The brands which saw the most increase in product sales were not reported in the study.
Originally intending to study the effect of legal cannabis on obesity rates, Baggio and Chong focused only on sales trends this time instead. Baggio said he plans to continue searching for links between legalization and obesity as well as other trends correlating with cannabis policy reform.
“I’m just interested in whether there are unintended consequences to the policy,” he said.
Why does cannabis sometimes stimulate a hunger response?
While the source of cannabis-induced munchies remains mostly a mystery, a 2014 study published in Nature Neuroscience suggests that it begins with an enhanced sense of smell.
According to the study, the sensitivity of receptors in the olfactory bulb of rats and humans increases with the administration of tetrahydrocannabinol (THC), the most prevalent psychoactive cannabinoid found in the cannabis plant. This increased sensitivity to certain smells may translate into an increased craving for certain foods.
While THC is known to stimulate a hunger response, tetrahydrocannabivarin (THCV) is known to illicit the opposite response. Cannabis strains high in THCV are advertised as the go-to phenotypes for those trying to lose weight or at least avoid the munchies.
Cannabidiol (CBD), the non-psychoactive cannabinoid praised for medicinal powers like reducing the severity and frequency of seizures in children suffering from rare and otherwise untreatable forms of epilepsy, may not be the most medically beneficial molecule found in cannabis, according to new data.
The U.S. government and people who are uncomfortable with the high that is produced by the main psychoactive cannabinoid occurring in cannabis, tetrahydrocannabinol (THC), have accepted CBD with open arms in recent years by adding it to coffee, skincare regimens, and personal lubricant. Meanwhile, THC remains federally illegal under the Controlled Substance Act.
A new study published in the journal Scientific Reports on February 25, 2019, compared data submitted to the Releaf App between June 6, 2016, and March 5, 2018. During that time, 3,341 users of the app reported results from 19,910 different cannabis-use experiences.
This data study is the first to measure how different characteristics of cannabis produce different effects in users.
During the reporting process from the app, users record details like what type of product they are using, what the reported cannabinoid content is, and which method of delivery is being utilized per experience.
The different types of cannabis products reported include:
The different methods of delivery include:
Smoking or combusting
The Releaf App was designed with new medical patients and cannabis users in mind, aiming to help them understand what works best to treat their specific symptoms or condition by tracking how different strains and methods of delivery affect them. The app also records the lab-reported level of each cannabinoid, like THC and CBD, that is in each product. Adverse side effects, like dry mouth and paranoia, are also reported by users.
Users record how they feel before consumption and then again immediately following administration to understand which method provides the most relief.
CBD VS. THC
While the levels of CBD in a product did not correlate with the symptom relief that was reported, the products with higher levels of THC were strongly linked to symptom relief, according to the Releaf App data.
Dried flower was the most commonly used product during the period of time studied.
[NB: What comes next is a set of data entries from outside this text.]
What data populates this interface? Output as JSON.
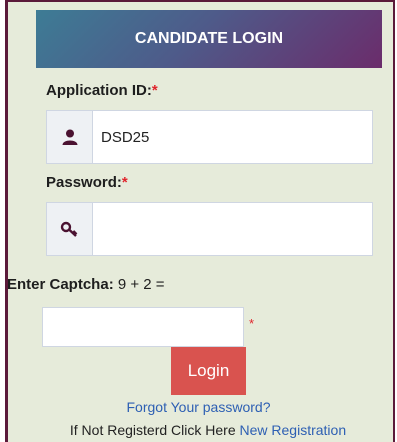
{
  "header": {
    "title": "CANDIDATE LOGIN"
  },
  "application_id": {
    "label": "Application ID:",
    "required": "*",
    "value": "DSD25",
    "icon": "user-icon"
  },
  "password": {
    "label": "Password:",
    "required": "*",
    "value": "",
    "icon": "key-icon"
  },
  "captcha": {
    "label": "Enter Captcha:",
    "question": "9 + 2 =",
    "value": "",
    "required": "*"
  },
  "buttons": {
    "login": "Login"
  },
  "links": {
    "forgot": "Forgot Your password?",
    "register_prefix": "If Not Registerd Click Here",
    "register": "New Registration"
  },
  "colors": {
    "accent_red": "#d9534f",
    "link_blue": "#2d5fb3",
    "panel_bg": "#e6ebda",
    "border": "#5b1a3a"
  }
}
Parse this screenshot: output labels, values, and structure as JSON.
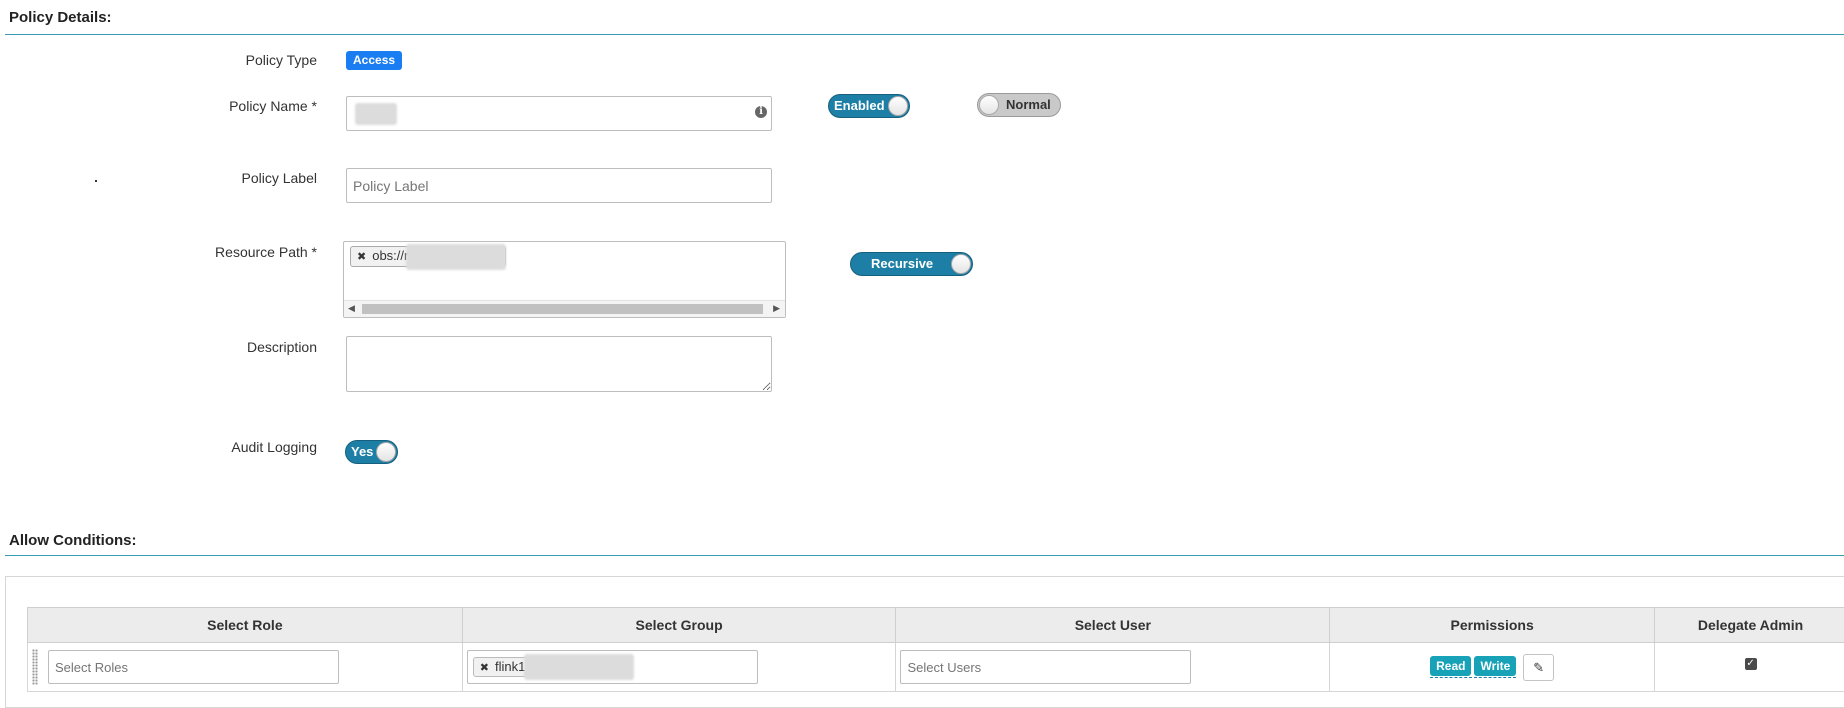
{
  "policy_details": {
    "section_title": "Policy Details:",
    "policy_type": {
      "label": "Policy Type",
      "value": "Access"
    },
    "policy_name": {
      "label": "Policy Name *",
      "value": ""
    },
    "policy_label": {
      "label": "Policy Label",
      "placeholder": "Policy Label"
    },
    "resource_path": {
      "label": "Resource Path *",
      "tag": "obs://r"
    },
    "description": {
      "label": "Description",
      "value": ""
    },
    "audit_logging": {
      "label": "Audit Logging",
      "toggle": "Yes"
    },
    "enabled_toggle": "Enabled",
    "normal_toggle": "Normal",
    "recursive_toggle": "Recursive"
  },
  "allow_conditions": {
    "section_title": "Allow Conditions:",
    "columns": [
      "Select Role",
      "Select Group",
      "Select User",
      "Permissions",
      "Delegate Admin"
    ],
    "row": {
      "roles_placeholder": "Select Roles",
      "group_tag": "flink1_",
      "users_placeholder": "Select Users",
      "permissions": [
        "Read",
        "Write"
      ],
      "delegate_admin": true
    }
  },
  "colors": {
    "accent_rule": "#3a9bb4",
    "toggle_on": "#1d7fa6",
    "access_badge": "#1a7df2",
    "perm_badge": "#17a2b8"
  },
  "icons": [
    "info-icon",
    "remove-tag-icon",
    "scroll-left-icon",
    "scroll-right-icon",
    "pencil-icon",
    "drag-handle-icon",
    "check-icon"
  ]
}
Dried flower with higher levels of THC was the only product reported to provide the greatest overall symptom relief.
Unlike the relief related to levels of THC, higher CBD content did not correlate with symptom relief, according to the data.
While cannabinoids can still be medicinally beneficial when only one is administered at a time, those aware of the entourage effect understand that cannabinoids work most effectively in conjunction with one another.
This data is a prime example of why cannabis should be removed from the Controlled Substances Act so that scientists can finally have access to the plant for research and studies.